THE DATA:
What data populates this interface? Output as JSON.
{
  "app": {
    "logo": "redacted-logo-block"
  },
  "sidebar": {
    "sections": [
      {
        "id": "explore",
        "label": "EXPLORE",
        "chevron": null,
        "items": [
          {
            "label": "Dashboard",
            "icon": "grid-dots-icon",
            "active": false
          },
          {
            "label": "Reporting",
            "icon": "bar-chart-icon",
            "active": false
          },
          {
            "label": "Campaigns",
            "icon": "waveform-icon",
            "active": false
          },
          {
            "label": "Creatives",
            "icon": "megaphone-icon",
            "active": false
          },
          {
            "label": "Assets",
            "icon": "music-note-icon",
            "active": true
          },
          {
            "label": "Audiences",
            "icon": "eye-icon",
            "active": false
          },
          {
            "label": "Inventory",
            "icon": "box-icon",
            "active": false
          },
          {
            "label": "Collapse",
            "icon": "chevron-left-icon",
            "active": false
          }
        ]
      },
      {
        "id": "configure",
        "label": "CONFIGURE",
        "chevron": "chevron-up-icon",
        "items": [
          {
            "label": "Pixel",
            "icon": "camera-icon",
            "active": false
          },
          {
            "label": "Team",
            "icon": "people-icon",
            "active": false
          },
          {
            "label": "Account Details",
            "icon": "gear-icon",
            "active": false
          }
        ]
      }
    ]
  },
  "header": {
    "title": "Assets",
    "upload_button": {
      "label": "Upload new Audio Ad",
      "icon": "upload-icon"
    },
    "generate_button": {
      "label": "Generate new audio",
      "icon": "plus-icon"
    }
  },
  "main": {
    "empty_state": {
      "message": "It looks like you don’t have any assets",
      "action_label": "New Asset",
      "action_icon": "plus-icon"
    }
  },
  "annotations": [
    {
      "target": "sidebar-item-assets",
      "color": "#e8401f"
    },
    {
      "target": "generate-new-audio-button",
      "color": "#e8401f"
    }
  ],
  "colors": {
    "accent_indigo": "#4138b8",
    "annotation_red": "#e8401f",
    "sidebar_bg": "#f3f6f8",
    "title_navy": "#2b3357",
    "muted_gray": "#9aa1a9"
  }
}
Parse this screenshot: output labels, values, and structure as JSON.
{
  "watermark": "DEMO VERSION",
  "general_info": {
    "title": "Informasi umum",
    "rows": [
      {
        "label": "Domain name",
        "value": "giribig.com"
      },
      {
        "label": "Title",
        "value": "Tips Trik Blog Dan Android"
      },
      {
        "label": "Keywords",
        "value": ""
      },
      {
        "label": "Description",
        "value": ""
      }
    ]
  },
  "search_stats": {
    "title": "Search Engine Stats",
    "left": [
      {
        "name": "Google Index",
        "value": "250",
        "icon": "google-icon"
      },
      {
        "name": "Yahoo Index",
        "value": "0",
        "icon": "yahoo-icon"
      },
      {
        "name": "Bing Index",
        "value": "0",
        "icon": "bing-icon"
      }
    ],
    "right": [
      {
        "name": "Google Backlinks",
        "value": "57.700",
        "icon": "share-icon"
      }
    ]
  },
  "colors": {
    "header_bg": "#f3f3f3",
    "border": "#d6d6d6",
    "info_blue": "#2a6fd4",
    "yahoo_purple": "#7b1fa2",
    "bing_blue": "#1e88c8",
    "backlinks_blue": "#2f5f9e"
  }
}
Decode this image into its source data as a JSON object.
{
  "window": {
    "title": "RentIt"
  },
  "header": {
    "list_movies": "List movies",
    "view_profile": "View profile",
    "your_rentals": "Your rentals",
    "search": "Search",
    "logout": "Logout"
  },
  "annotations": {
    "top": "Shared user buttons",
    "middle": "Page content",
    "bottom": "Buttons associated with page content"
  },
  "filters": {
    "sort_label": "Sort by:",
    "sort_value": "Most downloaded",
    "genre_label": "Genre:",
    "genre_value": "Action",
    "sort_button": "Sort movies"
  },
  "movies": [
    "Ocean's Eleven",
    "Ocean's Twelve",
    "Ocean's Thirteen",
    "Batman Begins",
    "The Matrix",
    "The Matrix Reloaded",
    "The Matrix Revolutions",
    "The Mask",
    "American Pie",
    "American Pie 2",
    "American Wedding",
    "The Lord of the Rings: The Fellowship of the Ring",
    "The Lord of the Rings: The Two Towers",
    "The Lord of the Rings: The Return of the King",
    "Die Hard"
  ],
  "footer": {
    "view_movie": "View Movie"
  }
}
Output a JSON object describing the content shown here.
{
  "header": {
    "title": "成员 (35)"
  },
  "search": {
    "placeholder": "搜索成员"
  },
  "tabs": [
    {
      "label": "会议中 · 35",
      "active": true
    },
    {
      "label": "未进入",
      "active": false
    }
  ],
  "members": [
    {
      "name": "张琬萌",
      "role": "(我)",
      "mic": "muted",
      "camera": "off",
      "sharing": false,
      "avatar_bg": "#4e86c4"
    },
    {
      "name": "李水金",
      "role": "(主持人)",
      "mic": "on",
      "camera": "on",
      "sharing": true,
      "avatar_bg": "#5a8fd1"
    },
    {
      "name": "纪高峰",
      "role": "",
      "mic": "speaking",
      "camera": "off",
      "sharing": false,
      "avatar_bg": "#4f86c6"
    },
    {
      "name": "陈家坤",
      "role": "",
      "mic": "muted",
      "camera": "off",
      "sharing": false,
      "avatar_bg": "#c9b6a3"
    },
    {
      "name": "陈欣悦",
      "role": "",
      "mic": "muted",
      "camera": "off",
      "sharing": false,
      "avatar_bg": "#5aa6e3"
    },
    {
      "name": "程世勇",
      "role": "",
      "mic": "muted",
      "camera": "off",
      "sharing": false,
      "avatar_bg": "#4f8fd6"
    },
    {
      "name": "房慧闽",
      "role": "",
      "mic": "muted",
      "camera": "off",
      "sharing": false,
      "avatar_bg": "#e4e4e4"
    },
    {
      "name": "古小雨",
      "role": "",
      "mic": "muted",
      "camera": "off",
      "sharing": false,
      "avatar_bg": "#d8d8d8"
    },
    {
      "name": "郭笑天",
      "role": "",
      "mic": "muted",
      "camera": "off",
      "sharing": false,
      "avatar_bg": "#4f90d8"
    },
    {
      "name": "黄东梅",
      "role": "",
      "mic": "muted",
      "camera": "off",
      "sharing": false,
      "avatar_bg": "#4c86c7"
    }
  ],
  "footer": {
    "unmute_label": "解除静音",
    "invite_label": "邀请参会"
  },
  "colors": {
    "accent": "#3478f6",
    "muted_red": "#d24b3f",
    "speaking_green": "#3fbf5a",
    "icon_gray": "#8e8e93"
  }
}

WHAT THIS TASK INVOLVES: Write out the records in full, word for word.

RESPONSE TO THE EXERCISE:
What data populates this interface? Output as JSON.
{
  "app": {
    "logo": "redacted-logo-block"
  },
  "sidebar": {
    "sections": [
      {
        "id": "explore",
        "label": "EXPLORE",
        "chevron": null,
        "items": [
          {
            "label": "Dashboard",
            "icon": "grid-dots-icon",
            "active": false
          },
          {
            "label": "Reporting",
            "icon": "bar-chart-icon",
            "active": false
          },
          {
            "label": "Campaigns",
            "icon": "waveform-icon",
            "active": false
          },
          {
            "label": "Creatives",
            "icon": "megaphone-icon",
            "active": false
          },
          {
            "label": "Assets",
            "icon": "music-note-icon",
            "active": true
          },
          {
            "label": "Audiences",
            "icon": "eye-icon",
            "active": false
          },
          {
            "label": "Inventory",
            "icon": "box-icon",
            "active": false
          },
          {
            "label": "Collapse",
            "icon": "chevron-left-icon",
            "active": false
          }
        ]
      },
      {
        "id": "configure",
        "label": "CONFIGURE",
        "chevron": "chevron-up-icon",
        "items": [
          {
            "label": "Pixel",
            "icon": "camera-icon",
            "active": false
          },
          {
            "label": "Team",
            "icon": "people-icon",
            "active": false
          },
          {
            "label": "Account Details",
            "icon": "gear-icon",
            "active": false
          }
        ]
      }
    ]
  },
  "header": {
    "title": "Assets",
    "upload_button": {
      "label": "Upload new Audio Ad",
      "icon": "upload-icon"
    },
    "generate_button": {
      "label": "Generate new audio",
      "icon": "plus-icon"
    }
  },
  "main": {
    "empty_state": {
      "message": "It looks like you don’t have any assets",
      "action_label": "New Asset",
      "action_icon": "plus-icon"
    }
  },
  "annotations": [
    {
      "target": "sidebar-item-assets",
      "color": "#e8401f"
    },
    {
      "target": "generate-new-audio-button",
      "color": "#e8401f"
    }
  ],
  "colors": {
    "accent_indigo": "#4138b8",
    "annotation_red": "#e8401f",
    "sidebar_bg": "#f3f6f8",
    "title_navy": "#2b3357",
    "muted_gray": "#9aa1a9"
  }
}
Parse this screenshot: output labels, values, and structure as JSON.
{
  "watermark": "DEMO VERSION",
  "general_info": {
    "title": "Informasi umum",
    "rows": [
      {
        "label": "Domain name",
        "value": "giribig.com"
      },
      {
        "label": "Title",
        "value": "Tips Trik Blog Dan Android"
      },
      {
        "label": "Keywords",
        "value": ""
      },
      {
        "label": "Description",
        "value": ""
      }
    ]
  },
  "search_stats": {
    "title": "Search Engine Stats",
    "left": [
      {
        "name": "Google Index",
        "value": "250",
        "icon": "google-icon"
      },
      {
        "name": "Yahoo Index",
        "value": "0",
        "icon": "yahoo-icon"
      },
      {
        "name": "Bing Index",
        "value": "0",
        "icon": "bing-icon"
      }
    ],
    "right": [
      {
        "name": "Google Backlinks",
        "value": "57.700",
        "icon": "share-icon"
      }
    ]
  },
  "colors": {
    "header_bg": "#f3f3f3",
    "border": "#d6d6d6",
    "info_blue": "#2a6fd4",
    "yahoo_purple": "#7b1fa2",
    "bing_blue": "#1e88c8",
    "backlinks_blue": "#2f5f9e"
  }
}
Decode this image into its source data as a JSON object.
{
  "window": {
    "title": "RentIt"
  },
  "header": {
    "list_movies": "List movies",
    "view_profile": "View profile",
    "your_rentals": "Your rentals",
    "search": "Search",
    "logout": "Logout"
  },
  "annotations": {
    "top": "Shared user buttons",
    "middle": "Page content",
    "bottom": "Buttons associated with page content"
  },
  "filters": {
    "sort_label": "Sort by:",
    "sort_value": "Most downloaded",
    "genre_label": "Genre:",
    "genre_value": "Action",
    "sort_button": "Sort movies"
  },
  "movies": [
    "Ocean's Eleven",
    "Ocean's Twelve",
    "Ocean's Thirteen",
    "Batman Begins",
    "The Matrix",
    "The Matrix Reloaded",
    "The Matrix Revolutions",
    "The Mask",
    "American Pie",
    "American Pie 2",
    "American Wedding",
    "The Lord of the Rings: The Fellowship of the Ring",
    "The Lord of the Rings: The Two Towers",
    "The Lord of the Rings: The Return of the King",
    "Die Hard"
  ],
  "footer": {
    "view_movie": "View Movie"
  }
}
Output a JSON object describing the content shown here.
{
  "header": {
    "title": "成员 (35)"
  },
  "search": {
    "placeholder": "搜索成员"
  },
  "tabs": [
    {
      "label": "会议中 · 35",
      "active": true
    },
    {
      "label": "未进入",
      "active": false
    }
  ],
  "members": [
    {
      "name": "张琬萌",
      "role": "(我)",
      "mic": "muted",
      "camera": "off",
      "sharing": false,
      "avatar_bg": "#4e86c4"
    },
    {
      "name": "李水金",
      "role": "(主持人)",
      "mic": "on",
      "camera": "on",
      "sharing": true,
      "avatar_bg": "#5a8fd1"
    },
    {
      "name": "纪高峰",
      "role": "",
      "mic": "speaking",
      "camera": "off",
      "sharing": false,
      "avatar_bg": "#4f86c6"
    },
    {
      "name": "陈家坤",
      "role": "",
      "mic": "muted",
      "camera": "off",
      "sharing": false,
      "avatar_bg": "#c9b6a3"
    },
    {
      "name": "陈欣悦",
      "role": "",
      "mic": "muted",
      "camera": "off",
      "sharing": false,
      "avatar_bg": "#5aa6e3"
    },
    {
      "name": "程世勇",
      "role": "",
      "mic": "muted",
      "camera": "off",
      "sharing": false,
      "avatar_bg": "#4f8fd6"
    },
    {
      "name": "房慧闽",
      "role": "",
      "mic": "muted",
      "camera": "off",
      "sharing": false,
      "avatar_bg": "#e4e4e4"
    },
    {
      "name": "古小雨",
      "role": "",
      "mic": "muted",
      "camera": "off",
      "sharing": false,
      "avatar_bg": "#d8d8d8"
    },
    {
      "name": "郭笑天",
      "role": "",
      "mic": "muted",
      "camera": "off",
      "sharing": false,
      "avatar_bg": "#4f90d8"
    },
    {
      "name": "黄东梅",
      "role": "",
      "mic": "muted",
      "camera": "off",
      "sharing": false,
      "avatar_bg": "#4c86c7"
    }
  ],
  "footer": {
    "unmute_label": "解除静音",
    "invite_label": "邀请参会"
  },
  "colors": {
    "accent": "#3478f6",
    "muted_red": "#d24b3f",
    "speaking_green": "#3fbf5a",
    "icon_gray": "#8e8e93"
  }
}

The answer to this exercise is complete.